Opportunities in Urban Health
In many respects, the study of health in cities presents a tremendous opportunity, both for a multi-level understanding of population health and for our urban school of public health to find a focus for scholarship and action. Clearly, factors at the political, structural, social, and service delivery level are jointly responsible for the health of urban residents, and an understanding of the dynamics that knit together this causal web presents opportunities for both knowledge and, potentially, intervention. There is growing momentum towards building movements that aspire to healthier cities, with emerging municipal efforts that aim to capitalize on the growing political latitude that cities are enjoying towards the development of innovative approaches to promote urban health.
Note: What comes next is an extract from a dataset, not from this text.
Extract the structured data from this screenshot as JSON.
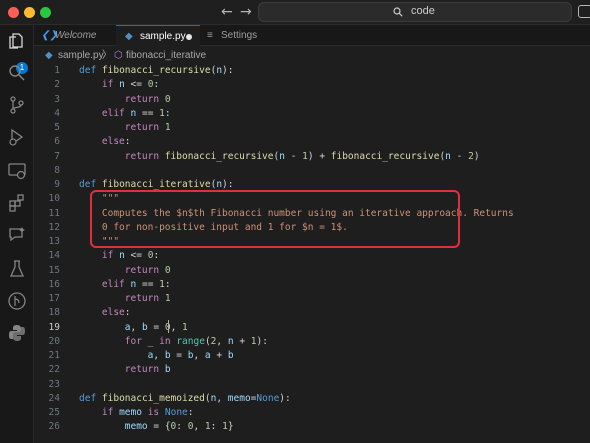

This strikes me as presenting us, in the academy, with an opportunity to marry multiple strands of the core mission of academic public health. Scholarship that aims to understand how cities influence health, and how the urban environment gets under the skin, can be interesting, formative, and productive. Our students overwhelmingly come from, and will overwhelmingly work in, urban areas, presenting an opportunity for grounding of our scholarship and educational experience in our students’ salient present. And, urban environments present translational opportunities that can, through partnerships with colleagues in practice, contribute to opportunities to improve the health of populations, and allow us to do well by doing good.
I hope everyone has a terrific week. Until next week.
Sandro Galea, MD, DrPH
Dean and Professor, Boston University School of Public Health